The refinancing is set to become one of the most expensive restructurings in history. Although GPA has denied reports that bankers' and advisers' fees could reach dollars 300m, a senior corporate financier said that such a figure would not surprise him, given the size of the debts and the number of parties involved around the world.
Documents will be sent to shareholders and creditors in mid-September in preparation for an extraordinary meeting in mid-October.
The company announced yesterday that 48 jobs were being trimmed from the 233-employee payroll. These would be mostly middle and junior managers and secretarial staff.
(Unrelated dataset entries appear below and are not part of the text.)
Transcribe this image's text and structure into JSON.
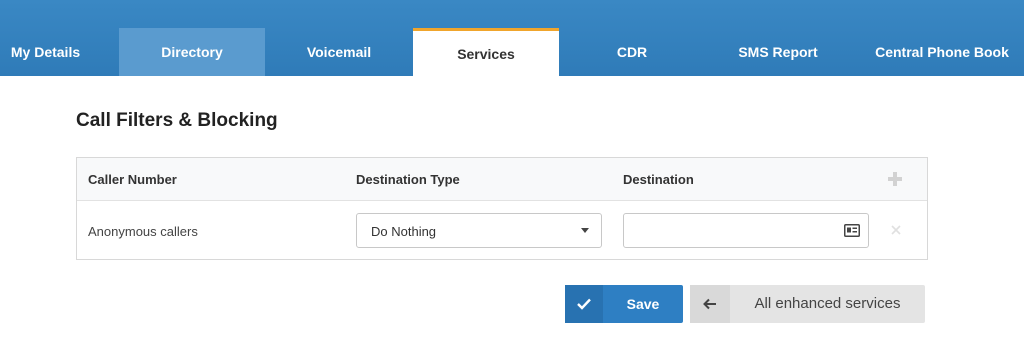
{
  "tabs": [
    {
      "label": "My Details",
      "state": "normal"
    },
    {
      "label": "Directory",
      "state": "hover"
    },
    {
      "label": "Voicemail",
      "state": "normal"
    },
    {
      "label": "Services",
      "state": "active"
    },
    {
      "label": "CDR",
      "state": "normal"
    },
    {
      "label": "SMS Report",
      "state": "normal"
    },
    {
      "label": "Central Phone Book",
      "state": "normal"
    }
  ],
  "section": {
    "title": "Call Filters & Blocking"
  },
  "table": {
    "headers": {
      "caller_number": "Caller Number",
      "destination_type": "Destination Type",
      "destination": "Destination"
    },
    "rows": [
      {
        "caller_number": "Anonymous callers",
        "destination_type": "Do Nothing",
        "destination": ""
      }
    ]
  },
  "actions": {
    "save_label": "Save",
    "back_label": "All enhanced services"
  },
  "icons": {
    "add": "plus-icon",
    "remove": "close-icon",
    "contact_card": "contact-card-icon",
    "save": "checkmark-icon",
    "back": "arrow-left-icon"
  },
  "colors": {
    "header_bar": "#3a88c4",
    "active_tab_accent": "#f0a52c",
    "primary_button": "#2e7fc3",
    "secondary_button": "#e4e4e4"
  }
}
In 1991, GPA's employee costs for 220 staff were Ir pounds 35.3m.
There has also been speculation about the future of GPA's executive directors.
Sources in Dublin said that the role of the founder-chairman, Tony Ryan, would be reduced to a largely honorary one, although he might retain some executive responsibilities.
Maurice Foley, deputy chairman, has already indicated that he will retire at the end of the year.
GPA's offices in Dublin and New York are to close, leaving the group to be run entirely from its Shannon base in the west of Ireland.
Its new role will be managing the combined GPA and GE Capital fleet of about 1,000 aircraft. The most important decisions are expected to be made at GE's headquarters in Connecticut, however.Reuse content